We weren’t really sure what we were looking for, other than they needed to be lightweight and sturdy, but not appear cheap. The only options we could come up with were Corelle or melamine, both of which immediately feel on the cheap side to me. But we looked at them anyway. We first went to Target and didn’t see anything we liked; then we went to the Corelle store. There were a couple of patterns we could live with, but nothing with the ‘it’ factor. We checked out Bed, Bath and Beyond but they didn’t have anything and we weren’t sure where else to look locally, so we started searching online.

We looked at several different websites but still weren’t finding anything that excited us. Then we discovered that Pfaltzgraff, the brand of stoneware we had, also carries a line of melamine dishes. Immediately we landed on a pattern – dragonflies – because the pattern was fairly simple and it was nature-related. They just spoke to us and I began to wonder about the symbolism of dragonflies (I’ve come to believe that everything has a meaning!)

Dragonflies symbolize different things for many different cultures, but every meaning seemed like it was appropriate for our situation. Here are a few of the representations:

Dragonflies often represent renewal, positive force and power of life in general.

Dragonflies are a symbol of the sense of self that comes with maturity.

As a creature of the wind, a dragonfly frequently represents change. It’s iridescent wings are incredibly sensitive to the slightest breeze and so we are reminded to heed “where the wind blows”.

Dragonflies are also creatures of water, which carries a symbolism relative to the subconscious, or dreaming.

Further symbolic meaning can be observed by the dragonfly’s mode of transportation as it skitters across the top of water surfaces. This implies that our deeper thoughts are surfacing and we must be mindful of the outcome we wish to have.

For Native Americans, dragonflies are often symbols of change, communication from the elemental world and messages of enlightenment and wisdom. The dragonfly’s lessons are to give thanks for food, discard illusions that prevent people from restricted ideas and actions and changing negative habits into positive ones.

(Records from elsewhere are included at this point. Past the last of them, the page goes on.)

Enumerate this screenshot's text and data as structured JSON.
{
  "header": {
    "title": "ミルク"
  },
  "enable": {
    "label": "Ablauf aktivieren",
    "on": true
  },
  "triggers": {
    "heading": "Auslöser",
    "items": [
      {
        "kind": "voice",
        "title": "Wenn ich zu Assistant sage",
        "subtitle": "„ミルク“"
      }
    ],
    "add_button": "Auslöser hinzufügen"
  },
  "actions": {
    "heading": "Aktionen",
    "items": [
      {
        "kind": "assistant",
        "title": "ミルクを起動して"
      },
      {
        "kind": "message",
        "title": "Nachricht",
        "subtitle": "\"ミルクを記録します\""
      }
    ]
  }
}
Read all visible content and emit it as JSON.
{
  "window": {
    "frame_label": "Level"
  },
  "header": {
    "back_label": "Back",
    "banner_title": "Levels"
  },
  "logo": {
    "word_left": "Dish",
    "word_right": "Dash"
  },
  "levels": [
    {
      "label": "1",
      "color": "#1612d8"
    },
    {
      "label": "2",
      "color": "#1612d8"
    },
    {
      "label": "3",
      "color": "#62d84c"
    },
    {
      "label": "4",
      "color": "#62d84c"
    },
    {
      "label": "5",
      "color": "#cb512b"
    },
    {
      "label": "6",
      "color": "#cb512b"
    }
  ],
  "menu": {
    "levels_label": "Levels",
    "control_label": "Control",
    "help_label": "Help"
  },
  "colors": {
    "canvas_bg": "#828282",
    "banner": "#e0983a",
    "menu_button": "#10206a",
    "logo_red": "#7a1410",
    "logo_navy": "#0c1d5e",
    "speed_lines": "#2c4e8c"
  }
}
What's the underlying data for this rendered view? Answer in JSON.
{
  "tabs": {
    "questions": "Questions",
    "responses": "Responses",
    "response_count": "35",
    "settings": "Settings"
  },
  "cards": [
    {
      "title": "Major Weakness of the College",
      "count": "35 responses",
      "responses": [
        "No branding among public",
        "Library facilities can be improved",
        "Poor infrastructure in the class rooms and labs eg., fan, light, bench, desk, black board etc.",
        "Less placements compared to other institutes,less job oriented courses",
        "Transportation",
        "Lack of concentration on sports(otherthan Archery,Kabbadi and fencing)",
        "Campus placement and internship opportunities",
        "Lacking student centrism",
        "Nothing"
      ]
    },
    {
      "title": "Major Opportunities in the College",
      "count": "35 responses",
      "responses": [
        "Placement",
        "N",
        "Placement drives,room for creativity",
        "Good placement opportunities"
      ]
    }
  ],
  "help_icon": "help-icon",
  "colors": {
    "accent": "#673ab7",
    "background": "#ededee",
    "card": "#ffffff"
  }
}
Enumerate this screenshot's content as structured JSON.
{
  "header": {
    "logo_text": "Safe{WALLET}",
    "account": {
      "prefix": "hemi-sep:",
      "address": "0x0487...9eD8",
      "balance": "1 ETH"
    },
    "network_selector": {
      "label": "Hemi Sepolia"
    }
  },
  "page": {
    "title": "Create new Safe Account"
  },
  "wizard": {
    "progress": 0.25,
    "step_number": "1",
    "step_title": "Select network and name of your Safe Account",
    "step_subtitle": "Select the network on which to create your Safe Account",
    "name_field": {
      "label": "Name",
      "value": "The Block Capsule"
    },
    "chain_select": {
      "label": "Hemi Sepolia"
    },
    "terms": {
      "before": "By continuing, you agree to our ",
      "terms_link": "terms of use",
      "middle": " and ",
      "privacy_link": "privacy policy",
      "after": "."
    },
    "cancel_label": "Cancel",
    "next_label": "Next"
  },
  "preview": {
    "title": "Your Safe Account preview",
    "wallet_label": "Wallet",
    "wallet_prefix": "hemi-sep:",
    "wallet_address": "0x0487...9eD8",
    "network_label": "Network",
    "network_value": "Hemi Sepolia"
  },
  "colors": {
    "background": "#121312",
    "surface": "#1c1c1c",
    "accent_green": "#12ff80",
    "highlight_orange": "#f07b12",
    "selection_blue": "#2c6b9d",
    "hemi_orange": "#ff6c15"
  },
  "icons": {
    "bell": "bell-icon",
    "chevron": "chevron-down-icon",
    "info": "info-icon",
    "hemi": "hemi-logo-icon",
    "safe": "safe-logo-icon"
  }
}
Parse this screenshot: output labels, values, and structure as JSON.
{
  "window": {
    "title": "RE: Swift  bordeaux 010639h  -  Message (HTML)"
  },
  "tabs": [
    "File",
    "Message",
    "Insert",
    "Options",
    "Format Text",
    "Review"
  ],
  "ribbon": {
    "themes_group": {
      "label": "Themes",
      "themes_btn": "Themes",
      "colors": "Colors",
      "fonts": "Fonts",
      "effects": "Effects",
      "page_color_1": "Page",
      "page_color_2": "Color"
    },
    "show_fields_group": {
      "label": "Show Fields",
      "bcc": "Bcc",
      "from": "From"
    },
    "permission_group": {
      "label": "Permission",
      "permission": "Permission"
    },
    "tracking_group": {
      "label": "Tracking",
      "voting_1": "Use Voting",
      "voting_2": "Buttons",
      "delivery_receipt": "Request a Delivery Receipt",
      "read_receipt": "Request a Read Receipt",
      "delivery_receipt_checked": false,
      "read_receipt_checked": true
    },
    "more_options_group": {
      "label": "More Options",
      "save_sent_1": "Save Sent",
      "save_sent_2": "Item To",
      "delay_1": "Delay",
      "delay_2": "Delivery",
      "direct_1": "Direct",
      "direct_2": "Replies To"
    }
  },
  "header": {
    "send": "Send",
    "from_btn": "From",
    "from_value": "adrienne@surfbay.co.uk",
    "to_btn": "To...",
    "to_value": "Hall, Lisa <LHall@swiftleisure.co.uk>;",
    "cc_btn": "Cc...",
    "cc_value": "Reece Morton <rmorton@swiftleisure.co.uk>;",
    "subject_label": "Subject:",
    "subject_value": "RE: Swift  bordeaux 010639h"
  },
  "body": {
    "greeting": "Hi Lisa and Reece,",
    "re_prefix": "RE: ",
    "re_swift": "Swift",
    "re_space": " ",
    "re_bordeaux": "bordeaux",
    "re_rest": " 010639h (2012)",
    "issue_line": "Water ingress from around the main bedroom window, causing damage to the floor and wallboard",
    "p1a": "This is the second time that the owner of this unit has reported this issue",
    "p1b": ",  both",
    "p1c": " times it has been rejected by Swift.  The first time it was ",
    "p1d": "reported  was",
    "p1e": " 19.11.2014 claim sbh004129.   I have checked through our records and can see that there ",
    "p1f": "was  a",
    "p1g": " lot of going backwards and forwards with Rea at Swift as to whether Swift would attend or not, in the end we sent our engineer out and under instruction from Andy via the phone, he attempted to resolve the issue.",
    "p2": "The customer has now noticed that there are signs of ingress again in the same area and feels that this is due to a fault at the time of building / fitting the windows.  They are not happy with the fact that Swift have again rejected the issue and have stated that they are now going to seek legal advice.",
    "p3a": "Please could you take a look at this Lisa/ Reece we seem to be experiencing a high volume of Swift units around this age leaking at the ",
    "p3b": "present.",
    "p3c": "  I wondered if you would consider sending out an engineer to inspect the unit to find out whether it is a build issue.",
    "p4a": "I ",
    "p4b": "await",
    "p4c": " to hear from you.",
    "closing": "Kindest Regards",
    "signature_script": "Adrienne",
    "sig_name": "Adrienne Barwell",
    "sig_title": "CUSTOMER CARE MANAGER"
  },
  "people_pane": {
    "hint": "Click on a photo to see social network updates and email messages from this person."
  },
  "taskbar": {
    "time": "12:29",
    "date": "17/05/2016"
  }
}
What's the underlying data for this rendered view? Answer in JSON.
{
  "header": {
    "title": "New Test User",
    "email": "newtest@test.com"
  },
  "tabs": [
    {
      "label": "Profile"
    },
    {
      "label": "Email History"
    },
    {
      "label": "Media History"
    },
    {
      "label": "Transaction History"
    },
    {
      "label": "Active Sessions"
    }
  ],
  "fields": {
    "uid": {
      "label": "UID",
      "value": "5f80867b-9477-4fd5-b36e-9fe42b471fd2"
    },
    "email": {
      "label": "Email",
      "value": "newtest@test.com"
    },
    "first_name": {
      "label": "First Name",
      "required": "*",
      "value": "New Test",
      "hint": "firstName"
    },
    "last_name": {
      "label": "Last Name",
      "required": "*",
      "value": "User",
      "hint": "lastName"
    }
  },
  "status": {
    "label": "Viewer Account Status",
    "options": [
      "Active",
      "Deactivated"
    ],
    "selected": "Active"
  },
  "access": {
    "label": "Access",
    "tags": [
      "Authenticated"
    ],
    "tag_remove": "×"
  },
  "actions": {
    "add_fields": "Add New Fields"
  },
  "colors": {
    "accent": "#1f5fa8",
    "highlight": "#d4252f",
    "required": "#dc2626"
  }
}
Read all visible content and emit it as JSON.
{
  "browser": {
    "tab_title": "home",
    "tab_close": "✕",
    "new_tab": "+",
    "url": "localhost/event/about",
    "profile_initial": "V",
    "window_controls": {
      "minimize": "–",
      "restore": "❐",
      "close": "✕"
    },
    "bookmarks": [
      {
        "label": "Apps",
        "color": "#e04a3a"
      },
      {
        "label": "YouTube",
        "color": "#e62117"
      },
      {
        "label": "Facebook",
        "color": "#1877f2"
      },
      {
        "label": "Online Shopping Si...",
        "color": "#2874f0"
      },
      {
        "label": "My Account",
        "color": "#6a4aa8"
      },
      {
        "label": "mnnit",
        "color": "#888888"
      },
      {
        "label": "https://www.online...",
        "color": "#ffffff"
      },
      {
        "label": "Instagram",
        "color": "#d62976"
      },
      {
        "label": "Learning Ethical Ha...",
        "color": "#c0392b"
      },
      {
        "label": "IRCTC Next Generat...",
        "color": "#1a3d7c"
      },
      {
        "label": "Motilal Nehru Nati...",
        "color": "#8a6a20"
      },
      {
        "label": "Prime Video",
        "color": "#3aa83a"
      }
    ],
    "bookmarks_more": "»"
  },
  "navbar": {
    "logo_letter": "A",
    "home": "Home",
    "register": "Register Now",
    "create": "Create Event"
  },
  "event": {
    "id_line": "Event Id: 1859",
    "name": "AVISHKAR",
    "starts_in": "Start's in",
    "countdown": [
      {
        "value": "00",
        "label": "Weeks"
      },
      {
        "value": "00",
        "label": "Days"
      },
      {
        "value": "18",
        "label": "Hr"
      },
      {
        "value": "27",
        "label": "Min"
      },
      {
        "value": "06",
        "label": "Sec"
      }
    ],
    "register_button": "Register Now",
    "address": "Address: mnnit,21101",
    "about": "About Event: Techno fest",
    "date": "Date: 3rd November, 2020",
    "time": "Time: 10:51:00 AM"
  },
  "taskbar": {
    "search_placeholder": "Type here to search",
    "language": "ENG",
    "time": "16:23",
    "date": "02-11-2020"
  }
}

And as a dragonfly lives a short life, it knows it must live its life to the fullest with the short amount of time it has.

Hmmm, let’s summarize: renewal, change, dreaming, maturity, harmony, positive thinking and living life! Yep, it all fits! So we ordered the dishes. I still wasn’t sure if I’d like the melamine, but the online pictures looked nice so we figured we’d give it a try. We could always return them.

Last night when we got home from work there was a big box on the front porch. I couldn’t wait to rip it open. We are very pleased. We thought the background was white, but they’re actually an off-white which I think makes them look richer. Hopefully they’ll still look good after everyday use.

So now we can officially say that we’ve bought the first item for our new we just need the home!

Picture of our new dishes :)